*** Investors, according to the media, are becoming more “realistic.” But their realism does not include the idea of a severe, extended bear market. Instead, they expect the “bad” TNT stocks to get punished while the good ones hold up the market averages and make discerning investors rich.
*** Dr. Koop’s condition, for example, may be terminal. The former Surgeon General is learning that it is not enough to put up a health site with a known personality at its head. You need a business plan and a way to make money. Koop announced he needed to work out a new deal with AOL. He can’t pay cash…so he wants to pay in Koop stock. But DrKoop.com has become a severely depreciated currency. At its present rate of decline it will soon be completely worthless.
*** Meanwhile, Warren Buffett, the old warhorse of value investing, is back. His Berkshire Hathaway stock hit a low of 44,000 on March 10 — the same day that the Nasdaq hit its peak (a detail that may not be completely coincidental). Now it’s back up to around $60,000.

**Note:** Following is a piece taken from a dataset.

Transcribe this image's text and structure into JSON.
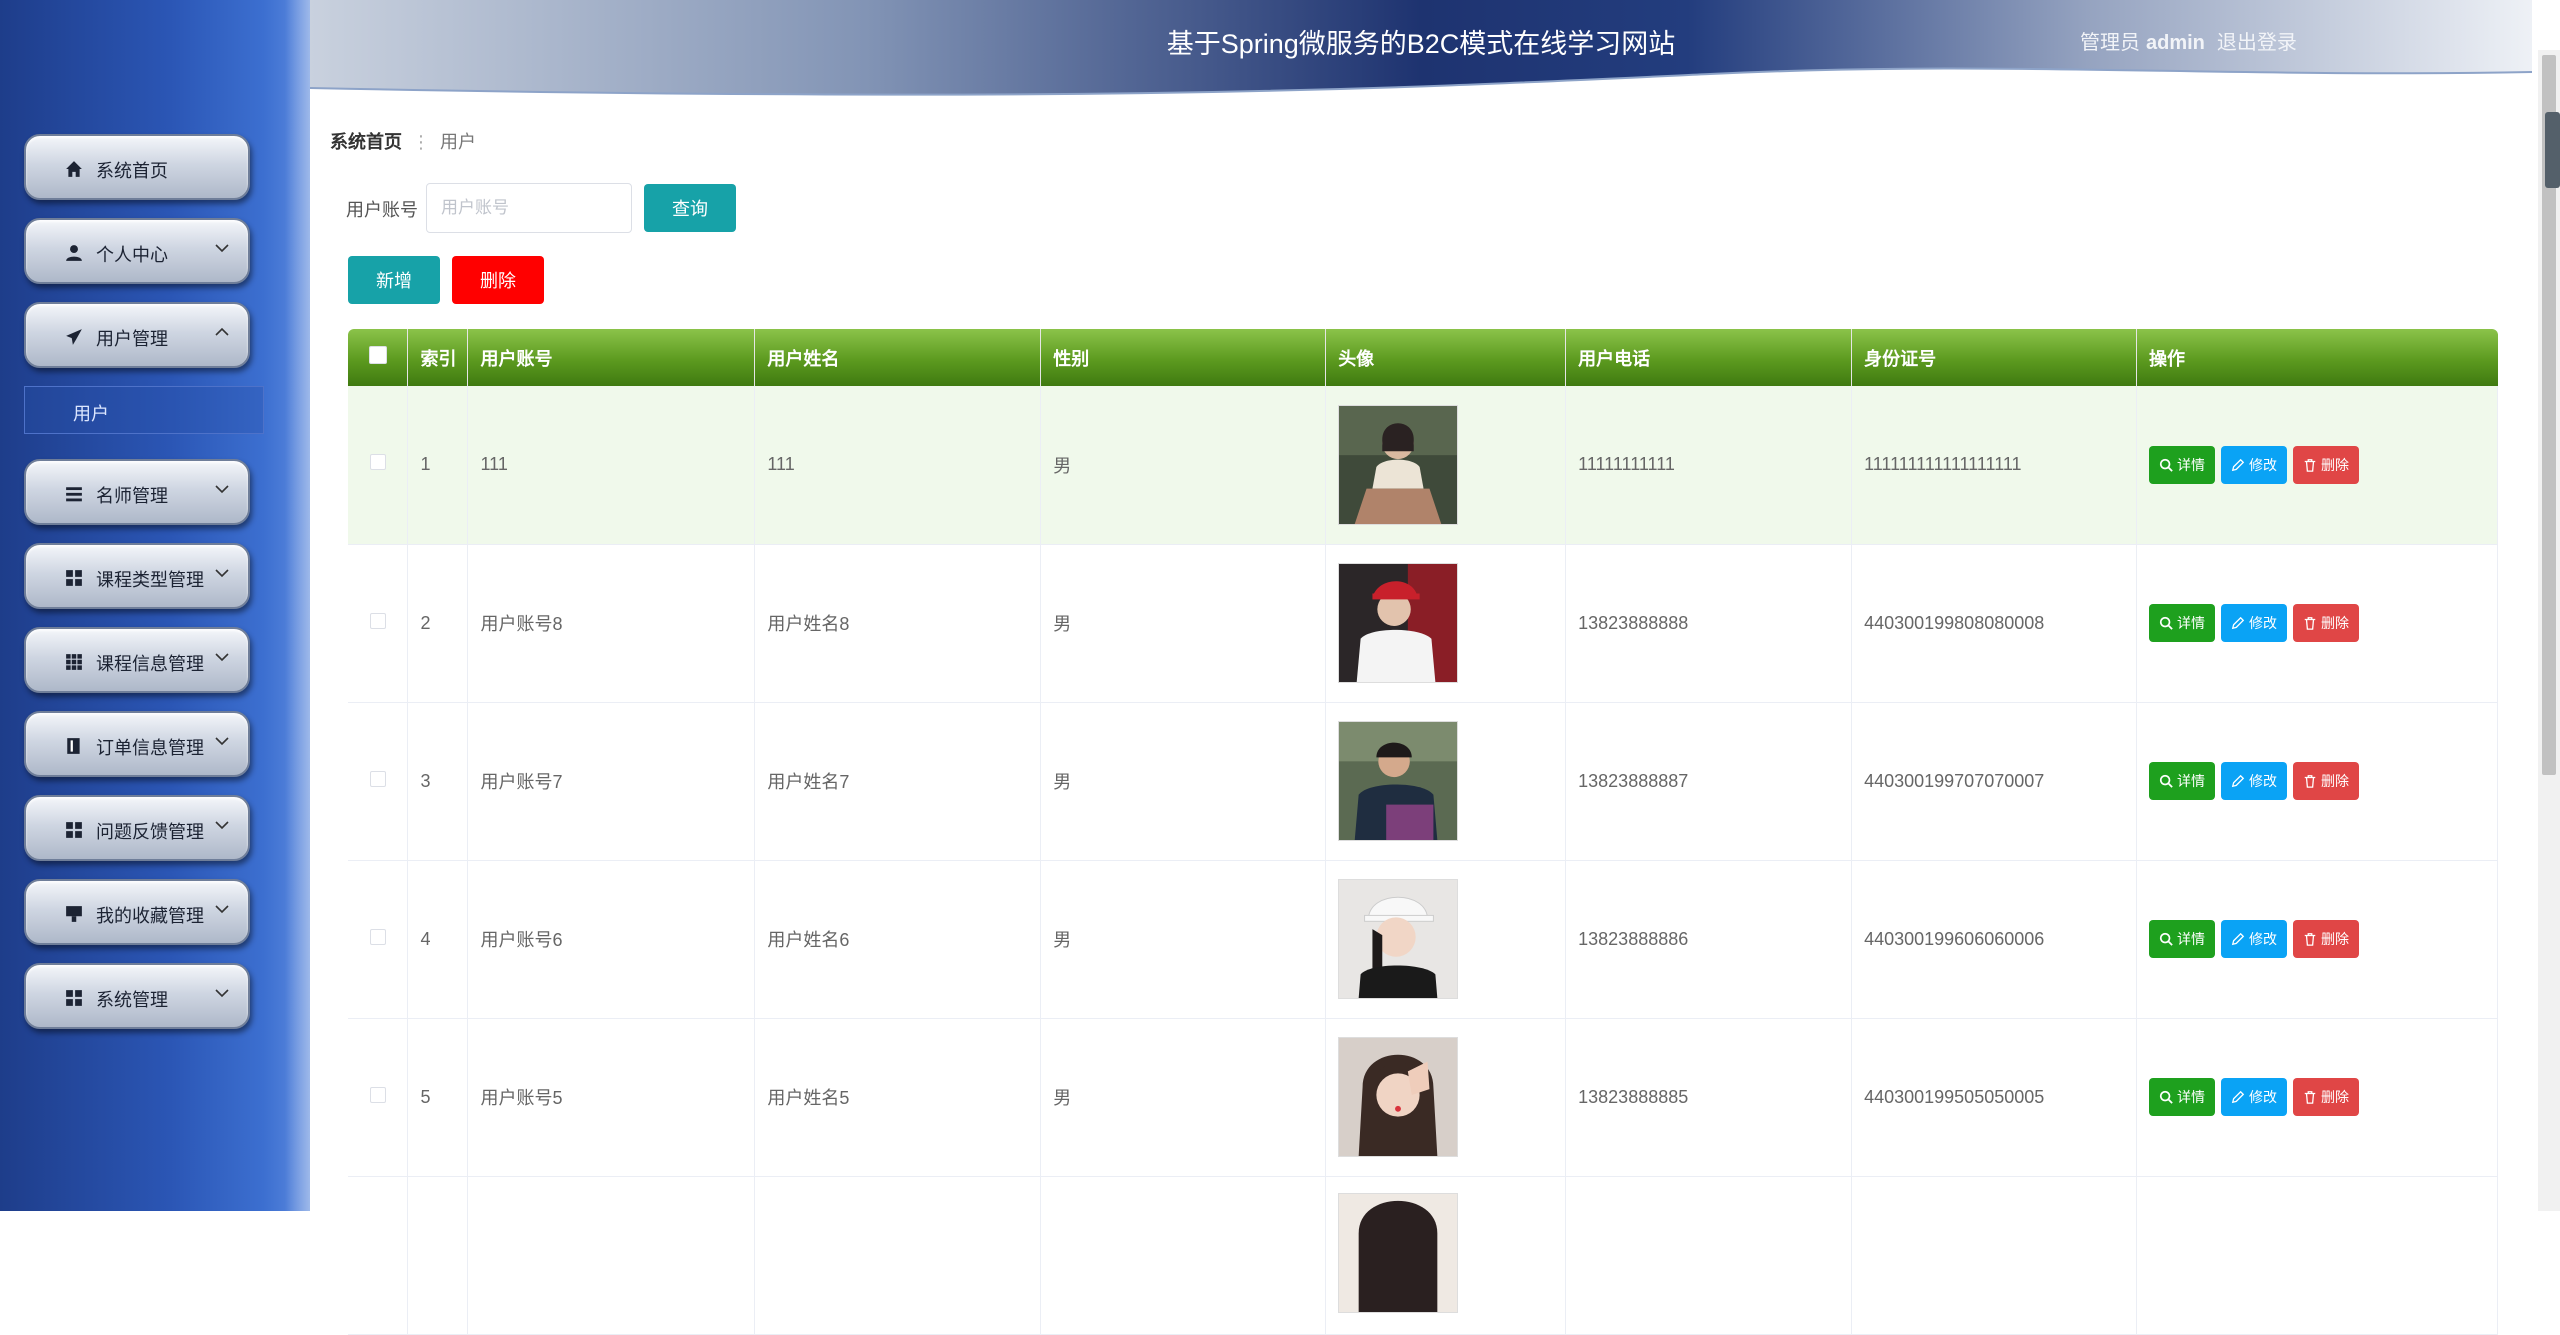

*** “Our problem,” said Buffett in his last address to shareholders, “which we can’t solve by studying up, is that we have no insights into which participants in the tech field possess a truly durable competitive advantage.” Of course, no one else has any insights either.
*** “The poor, mundane truth,” writes Lynn Carpenter in the latest issue of “Fleet Street Letter,” “is that Ben Graham laid out 90% of what you need to know about picking stocks 51 years ago in `The Intelligent Investor’…[and] Warren Buffett gave it a real world test over the last four decades that ought to convince any sane person.” https://www.dailyreckoning.com
*** The durable franchises cannot be predicted. They need time to emerge from the rough and tumble of the pioneering efforts. But they will emerge. Then they can be purchased at fair prices…based on the expected stream of income that they will produce. In the meantime, it’s just gambling. And the odds are poor.
*** Amazon.com, my favorite “river of no return” stock, may be one of the survivors. It lost only $122 million last quarter, down from the $188 million it lost the previous quarter. Its revenue doubled from the same quarter a year ago. Its losses tripled.
*** But AMZN is making progress. Its sales/customer rose…and its gross margins are better. Who knows? One day Amazon might be a good $10 stock.
*** The St. Louis Fed reports that the monetary base and monetary reserves are falling. Cash, however, is still rising at an 8% annual rate.
*** Gold fell a little more. You can now buy an ounce for $277.
*** The euro continues to decline. It fell below 93 cents yesterday. I can now trade $1 for 7.1 French francs. The papers are quoting experts who expect the euro to go to 90 cents.
*** On the other hand, the European Central Bank is supposed to make an announcement today. Will they defend the currency?
*** This prompts me to make a forecast — which will turn out, I predict, to be either monumentally prescient…or monumentally wrongheaded. The financial/economic news is going to turn bad at some point. Stocks will fall and the economy will go into recession. Maybe worse. But, as I described yesterday, the underlying financial conditions are so bad, the Fed will not be able to sit back and ride it out. It will have to do what Greenspan has said he would do…and what the Japanese have been doing…and what almost every economist will urge him to do: lower interest rates. Rates will come down to 2%…1%…maybe zero…as the Fed fights to bail out households and businesses that are up to their necks in debt.
*** The dollar will be crucified. Bonds will be good investments. So will gold.
*** I got a message from Zimbabwe. The government has made it illegal to criticize Mugabe via Internet. If you’re caught, your e-mail account will be terminated and you will be fined up to US$25,000. Also, this interesting bit of information: most of the white-owned farms that are being seized by mobs were not stolen from black tribes in the last century. Instead, 95% of them were purchased from the government.